Cardinal Dolan is shocked, shocked that the Freedom from Religion Foundation has mistaken the Roman Catholic Church for a political pressure group.
Oh, Cardinal Dolan hasn't said that they've mistaken the Church for a pressure group. For him, the FFRF ad is Exhibit Z in a long history of American anti-Catholic bigotry. But look closely.
(Disclaimer: I've been critical of the FFRF, myself, for another ad they placed in the Times. I lend them no support with these observations.)
Read and re-read Cardinal Dolan's column. Now read it again. What is the anti-Catholic claim that the FFRF has made? What text has he singled out as an attack on the Church?
You haven't found it? Me, neither.
The closest he gets is characterizing the ad as "a whole-page sneer at 'dogma'" (which hardly is an attack exclusively on Catholics) and where he observes that the FFRF characterizes the Court's majority as "all male Roman Catholic," which is factually true. He then attacks the Know-Nothings and the KKK, with whom he paints the FFRF guilty by association.
Now look further. Here is the FFRF ad. Read it closely.
In fact (contrary to the Cardinal's claims), I do find something like an argument here: "RFRA radically redefines 'religious freedom,' according believers extreme religious liberty, exempting them from laws they claim create substantial burdens on their free exercise of religion." The ad even encourages us to read FFRF's amicus brief in the Hobby Lobby case--certainly, there we find an argument.
The ad has a strong point-of-view. We should expect that from an organization devoted to promoting atheism. But is this an ad hominem attack? Only, it seems to me, if you cannot intellectually disentangle being Catholic from partisan, political activism.

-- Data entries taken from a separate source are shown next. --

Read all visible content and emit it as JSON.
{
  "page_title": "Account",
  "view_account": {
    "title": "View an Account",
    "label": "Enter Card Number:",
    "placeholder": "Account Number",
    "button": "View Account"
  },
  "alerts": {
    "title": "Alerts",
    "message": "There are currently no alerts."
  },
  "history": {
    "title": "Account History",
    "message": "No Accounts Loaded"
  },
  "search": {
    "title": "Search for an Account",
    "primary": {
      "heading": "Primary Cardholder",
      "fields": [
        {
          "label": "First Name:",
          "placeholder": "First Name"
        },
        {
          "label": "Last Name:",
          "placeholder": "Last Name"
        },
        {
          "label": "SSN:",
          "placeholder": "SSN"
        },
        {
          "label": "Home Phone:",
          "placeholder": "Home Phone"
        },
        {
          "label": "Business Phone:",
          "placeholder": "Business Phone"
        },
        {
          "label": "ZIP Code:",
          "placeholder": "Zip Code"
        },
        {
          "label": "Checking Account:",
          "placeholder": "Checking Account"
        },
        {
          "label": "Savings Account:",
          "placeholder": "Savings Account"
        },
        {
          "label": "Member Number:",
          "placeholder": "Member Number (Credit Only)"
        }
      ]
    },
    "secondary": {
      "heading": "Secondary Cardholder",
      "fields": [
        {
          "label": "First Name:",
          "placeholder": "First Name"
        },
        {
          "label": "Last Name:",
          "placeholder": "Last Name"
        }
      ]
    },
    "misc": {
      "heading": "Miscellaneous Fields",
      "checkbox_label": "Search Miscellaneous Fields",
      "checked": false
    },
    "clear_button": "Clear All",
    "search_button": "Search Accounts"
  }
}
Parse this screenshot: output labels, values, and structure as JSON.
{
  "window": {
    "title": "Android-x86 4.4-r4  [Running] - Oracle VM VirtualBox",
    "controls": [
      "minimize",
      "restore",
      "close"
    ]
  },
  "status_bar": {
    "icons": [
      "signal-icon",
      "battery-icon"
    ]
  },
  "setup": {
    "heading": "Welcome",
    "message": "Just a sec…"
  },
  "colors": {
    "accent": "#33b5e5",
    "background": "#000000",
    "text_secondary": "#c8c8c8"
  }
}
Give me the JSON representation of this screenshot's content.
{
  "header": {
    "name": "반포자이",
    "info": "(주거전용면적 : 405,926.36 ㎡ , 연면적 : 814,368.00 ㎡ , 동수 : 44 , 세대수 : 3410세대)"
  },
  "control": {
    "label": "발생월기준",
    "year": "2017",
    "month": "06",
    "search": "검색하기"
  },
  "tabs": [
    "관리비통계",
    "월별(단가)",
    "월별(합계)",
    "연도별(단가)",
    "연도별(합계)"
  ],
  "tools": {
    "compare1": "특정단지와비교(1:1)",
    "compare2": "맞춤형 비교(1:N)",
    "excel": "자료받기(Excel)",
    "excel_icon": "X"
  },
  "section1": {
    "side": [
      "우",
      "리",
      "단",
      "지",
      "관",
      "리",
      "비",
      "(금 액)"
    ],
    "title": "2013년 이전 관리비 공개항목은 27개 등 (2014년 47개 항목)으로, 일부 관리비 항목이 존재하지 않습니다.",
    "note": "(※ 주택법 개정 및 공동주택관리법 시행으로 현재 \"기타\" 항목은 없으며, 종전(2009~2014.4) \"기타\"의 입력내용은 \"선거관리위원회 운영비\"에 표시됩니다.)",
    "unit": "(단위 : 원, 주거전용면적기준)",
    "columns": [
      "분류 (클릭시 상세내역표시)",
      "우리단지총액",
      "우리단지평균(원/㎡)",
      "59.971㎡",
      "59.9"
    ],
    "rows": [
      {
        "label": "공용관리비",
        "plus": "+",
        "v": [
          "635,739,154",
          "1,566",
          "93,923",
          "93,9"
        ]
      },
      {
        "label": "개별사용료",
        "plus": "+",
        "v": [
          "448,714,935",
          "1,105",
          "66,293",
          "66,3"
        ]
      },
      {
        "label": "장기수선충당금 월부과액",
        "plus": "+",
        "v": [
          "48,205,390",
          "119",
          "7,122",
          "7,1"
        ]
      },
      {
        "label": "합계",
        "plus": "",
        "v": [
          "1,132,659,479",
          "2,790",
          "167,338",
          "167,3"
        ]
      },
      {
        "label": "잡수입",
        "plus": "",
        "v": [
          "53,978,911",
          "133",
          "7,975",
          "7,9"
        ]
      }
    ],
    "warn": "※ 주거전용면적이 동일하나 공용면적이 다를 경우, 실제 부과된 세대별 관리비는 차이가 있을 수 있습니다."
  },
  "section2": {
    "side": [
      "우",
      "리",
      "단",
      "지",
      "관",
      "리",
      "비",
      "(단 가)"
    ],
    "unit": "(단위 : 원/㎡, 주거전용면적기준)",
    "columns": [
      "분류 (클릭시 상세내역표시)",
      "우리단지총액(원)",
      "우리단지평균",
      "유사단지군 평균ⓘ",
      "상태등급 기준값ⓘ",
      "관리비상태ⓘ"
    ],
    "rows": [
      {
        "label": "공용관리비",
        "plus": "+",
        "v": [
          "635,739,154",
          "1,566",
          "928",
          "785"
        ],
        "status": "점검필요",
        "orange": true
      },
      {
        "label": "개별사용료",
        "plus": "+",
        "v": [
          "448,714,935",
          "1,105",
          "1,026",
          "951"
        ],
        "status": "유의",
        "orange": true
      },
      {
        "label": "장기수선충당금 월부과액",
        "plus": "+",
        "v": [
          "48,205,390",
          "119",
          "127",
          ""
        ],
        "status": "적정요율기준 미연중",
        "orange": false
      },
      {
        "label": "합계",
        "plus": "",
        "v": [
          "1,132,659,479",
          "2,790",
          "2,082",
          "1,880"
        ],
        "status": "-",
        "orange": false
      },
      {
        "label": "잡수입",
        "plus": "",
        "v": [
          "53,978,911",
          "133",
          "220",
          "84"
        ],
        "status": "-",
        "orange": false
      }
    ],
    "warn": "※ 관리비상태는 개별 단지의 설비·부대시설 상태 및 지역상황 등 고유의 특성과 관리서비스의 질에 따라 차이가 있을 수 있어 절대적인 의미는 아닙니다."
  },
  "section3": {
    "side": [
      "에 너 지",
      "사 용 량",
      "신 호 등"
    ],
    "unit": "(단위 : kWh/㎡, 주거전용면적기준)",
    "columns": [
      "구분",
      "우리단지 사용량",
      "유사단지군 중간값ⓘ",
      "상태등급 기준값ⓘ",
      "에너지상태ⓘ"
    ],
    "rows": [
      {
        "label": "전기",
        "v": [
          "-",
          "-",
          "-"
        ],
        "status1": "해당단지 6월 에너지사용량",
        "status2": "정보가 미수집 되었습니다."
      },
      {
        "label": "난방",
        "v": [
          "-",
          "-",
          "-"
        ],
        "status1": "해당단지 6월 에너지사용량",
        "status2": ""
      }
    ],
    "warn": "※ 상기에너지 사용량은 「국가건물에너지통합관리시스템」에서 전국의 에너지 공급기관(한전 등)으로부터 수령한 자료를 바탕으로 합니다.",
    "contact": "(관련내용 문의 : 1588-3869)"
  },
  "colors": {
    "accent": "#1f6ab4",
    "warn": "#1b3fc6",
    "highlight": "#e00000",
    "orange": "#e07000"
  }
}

And that, I suspect, is the Cardinal's problem. I've been documenting this problem for over two years. Find my treatments of it here, here, here, here, and here.
The Church must engage the world. That means that the Church must engage in social and political activism. But that activism is dangerous and the danger should be recognized. It is easy to become ensnared in the worldliness of the rough-and-tumble, to lose sight of the actual objectives and stop acting like the Kingdom of God on its earthly pilgrimage. More than anything else, Cardinal Dolan gives testimony here to how that is what has happened.
Notice that neither Cardinal Dolan nor the FFRF has mentioned that one of the dissenting justices in the Hobby Lobby case--Justice Sotomayor--is Catholic. They haven't mentioned it because it doesn't fit how they see that label, "Catholic." The FFRF is using "Catholic" as a synonym for "conservative Republican," and Cardinal Dolan feels stung by an expression of political disagreement that he only can take as an attack on the Church.
What Cardinal Dolan and the FFRF have in common is an inability to disentangle the Church from its political activism. But the greater culpability belongs to the Cardinal. The U.S. Conference of Catholic Bishops launched its political campaign while Cardinal Dolan was its president. FFRF simply has been getting the message that the USCCB has been transmitting. This is what happens when bishops make themselves indistinguishable from lobbyists.
Here is Cardinal Dolan's summary assessment of the FFRF ad:
as the professors of logic, rhetoric, and speech taught us in college, arguments attacking a person—instead of an idea, viewpoint, or opinion—are the weakest and most vicious of arguments…although, sadly, rather effective in firing up a mob.Judge for yourself. But it seems to this writer that the Cardinal doth protest too much. Why else omit any reference to Justice Sotomayor, surely the best evidence available to muster against the FFRF's charges? Why dwell for so long on the history of anti-Catholic bigotry if not to 'fire up a mob'??
And that’s the tactic at work here. An ad soberly criticizing the decision would have been part of the discourse that makes us such a durable democracy…and there have been such ads. But the FFRF, perhaps knowing that their legal arguments fall flat, instead attacks the people on the court, and implies that their Catholic faith makes it impossible for them to protect the cherished Constitution they have sworn on a Bible to uphold.
This back-and-forth between the bishops on the Right and the secularists on the Left now is as illuminating as the dueling press conferences at the White House and the Capitol that we get during a government shutdown. But the impoverishment of that debate has been the bishops' recent work. Only they can elevate it.
Cardinal Dolan is shocked, shocked that the Church looks like a pressure group to the outside world. But I'm not. No on else should be.